What can you do?  

  • Plan your safe ride home before you leave 
  • If someone you know has been drinking, do not let that person get behind the wheel  
  • If you drink, do not drive. Call a taxi, a ride-share service, or a sober friend 
  • Always buckle up – it’s your best defense against impaired drivers 

If you see an impaired driver on the road, call *477(*ISP) or call 911. Your actions could help save someone’s life. 

Funding for extra traffic patrols is provided by a grant from OHS through the National Highway Traffic Safety Administration. 

Idaho Ready: What you need to know about the chain up law

In extreme winter weather, chains can be a helpful tool to keep you safe while driving on slushy or snow covered roads. But are they required in Idaho?

Idaho’s chain up law does not apply to most drivers on the road, or even most places you drive.

The law only applies to commercial vehicles over 26,000 pounds on mountain passes, most notably on I-90 east of Coeur d’Alene and on US-12 at the Montana border.

This can be confusing, as chain laws vary by state. Neighboring states, like Washington, may require passenger vehicles without AWD or four-wheel drive use chains during the harshest of conditions.

In Idaho, chains are only required when conditions will prevent large vehicles from traversing grades without them, and the requirement is lifted as soon as possible to limit damage to the road. Operators with the Idaho Transportation Department activate special roadside signs alerting truck drivers to chain up as needed during the winter.

Some commercial vehicles, like logging trucks, tow trucks, and school buses are exempt from the law.

If the chain up law is in effect, then all drivers should be prepared for snowy conditions. Stay on top of road conditions or closures by visiting 511.idaho.gov or downloading the Idaho 511 app.

 

Idaho Ready: Pack your winter car emergency kit

Winter weather has arrived in Idaho and it’s time to be Idaho Ready on the road. One way you can do that?
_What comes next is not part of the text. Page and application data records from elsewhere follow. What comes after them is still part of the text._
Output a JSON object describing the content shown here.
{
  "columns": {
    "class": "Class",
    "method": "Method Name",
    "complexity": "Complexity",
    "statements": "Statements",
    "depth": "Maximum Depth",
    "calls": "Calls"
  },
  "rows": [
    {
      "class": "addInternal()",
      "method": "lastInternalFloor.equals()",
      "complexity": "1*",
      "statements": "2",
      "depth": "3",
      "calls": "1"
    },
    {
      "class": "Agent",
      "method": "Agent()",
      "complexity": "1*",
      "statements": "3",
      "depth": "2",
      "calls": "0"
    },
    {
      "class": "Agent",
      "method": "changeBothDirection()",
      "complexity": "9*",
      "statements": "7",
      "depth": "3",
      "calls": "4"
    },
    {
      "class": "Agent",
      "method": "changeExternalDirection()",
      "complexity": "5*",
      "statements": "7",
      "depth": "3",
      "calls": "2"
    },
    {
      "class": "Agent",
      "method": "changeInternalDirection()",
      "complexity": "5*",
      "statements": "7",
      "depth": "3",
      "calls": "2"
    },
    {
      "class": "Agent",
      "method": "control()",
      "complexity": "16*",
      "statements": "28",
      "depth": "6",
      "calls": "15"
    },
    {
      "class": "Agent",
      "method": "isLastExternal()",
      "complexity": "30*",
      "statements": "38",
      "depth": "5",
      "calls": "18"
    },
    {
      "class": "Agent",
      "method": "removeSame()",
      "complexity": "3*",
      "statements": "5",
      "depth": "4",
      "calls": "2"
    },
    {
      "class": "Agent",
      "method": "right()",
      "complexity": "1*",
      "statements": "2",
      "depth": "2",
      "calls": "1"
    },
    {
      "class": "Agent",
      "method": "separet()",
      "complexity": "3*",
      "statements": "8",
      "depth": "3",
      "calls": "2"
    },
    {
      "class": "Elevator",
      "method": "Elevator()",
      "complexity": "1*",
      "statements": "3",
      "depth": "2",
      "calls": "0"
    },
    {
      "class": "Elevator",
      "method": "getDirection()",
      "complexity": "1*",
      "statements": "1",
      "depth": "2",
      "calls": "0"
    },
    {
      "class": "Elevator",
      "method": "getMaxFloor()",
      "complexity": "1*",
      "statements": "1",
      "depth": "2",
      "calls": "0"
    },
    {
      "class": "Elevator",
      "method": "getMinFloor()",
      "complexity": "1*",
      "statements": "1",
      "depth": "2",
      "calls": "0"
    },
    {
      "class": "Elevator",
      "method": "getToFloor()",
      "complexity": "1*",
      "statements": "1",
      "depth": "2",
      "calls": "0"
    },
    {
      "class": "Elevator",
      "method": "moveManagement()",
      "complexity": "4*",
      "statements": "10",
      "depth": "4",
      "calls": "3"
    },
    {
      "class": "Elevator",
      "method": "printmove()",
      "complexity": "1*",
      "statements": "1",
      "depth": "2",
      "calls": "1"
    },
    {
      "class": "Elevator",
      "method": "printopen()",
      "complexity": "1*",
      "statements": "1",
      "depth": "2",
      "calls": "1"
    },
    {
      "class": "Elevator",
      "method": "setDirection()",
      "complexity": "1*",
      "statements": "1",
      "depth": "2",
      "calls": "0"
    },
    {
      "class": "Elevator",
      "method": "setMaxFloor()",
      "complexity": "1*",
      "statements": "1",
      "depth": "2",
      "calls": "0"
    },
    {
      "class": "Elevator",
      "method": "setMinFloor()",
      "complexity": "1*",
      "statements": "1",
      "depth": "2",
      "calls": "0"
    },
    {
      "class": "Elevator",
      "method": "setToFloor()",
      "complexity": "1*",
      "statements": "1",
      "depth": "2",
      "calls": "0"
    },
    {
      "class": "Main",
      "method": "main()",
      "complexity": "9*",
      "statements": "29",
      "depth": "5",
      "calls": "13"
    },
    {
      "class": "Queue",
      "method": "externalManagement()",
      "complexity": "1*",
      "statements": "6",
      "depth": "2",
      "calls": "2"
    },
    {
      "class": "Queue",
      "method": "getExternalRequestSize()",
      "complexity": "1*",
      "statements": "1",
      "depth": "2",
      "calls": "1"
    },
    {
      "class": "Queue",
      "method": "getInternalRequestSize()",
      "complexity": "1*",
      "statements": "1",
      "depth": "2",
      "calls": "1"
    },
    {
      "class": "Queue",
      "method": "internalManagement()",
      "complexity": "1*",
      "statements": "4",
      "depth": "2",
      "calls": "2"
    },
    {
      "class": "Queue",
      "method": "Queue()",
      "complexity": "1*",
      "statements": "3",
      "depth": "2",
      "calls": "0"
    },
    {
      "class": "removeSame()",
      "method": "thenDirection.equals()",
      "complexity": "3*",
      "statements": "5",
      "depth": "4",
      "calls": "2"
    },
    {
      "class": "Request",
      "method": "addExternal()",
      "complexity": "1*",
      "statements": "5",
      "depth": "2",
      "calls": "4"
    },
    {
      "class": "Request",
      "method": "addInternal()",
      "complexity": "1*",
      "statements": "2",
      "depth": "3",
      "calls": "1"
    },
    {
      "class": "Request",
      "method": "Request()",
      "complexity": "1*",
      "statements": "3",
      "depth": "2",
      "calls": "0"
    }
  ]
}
Keep an emergency kit in your car this winter.

You want to be prepared for anything that comes your way, so here are a few things you should always have with you when traveling.

  • Flashlight — make sure the batteries work
  • Jumper cables — in case your car won’t start, or maybe you need to help someone else
  • Kitty litter can give you some traction if your tires are spinning on ice
  • Chains
  • Small shovel to dig out around your tires or tailpipe
  • Flares and a first aid kit
  • Food and water — pack high protein snacks that will fill you and your family up for a while
  • Anything to keep you warm — a blanket or a small sleeping bag, winter coat, gloves, hat, and waterproof boots
  • Ice scraper

If you run off the road, break down, or simply get stuck during a storm, these items will help keep you warm and safe until help arrives. Remember, always let someone know about your travel plans, especially if you’ll be driving through areas with no cell service. Check the latest road conditions at 511.idaho.gov before you leave.

Idaho Ready: Winter driving insight from ITD’s snow plow operators

In Idaho you have to be prepared for all sorts of winter weather, and that means being Idaho Ready to drive safely. The Idaho Transportation Department wants drivers to have the knowledge and resources to do that, before they hit the road. Read the messages below to gain some winter driving insight from ITD’s own snow plow operators.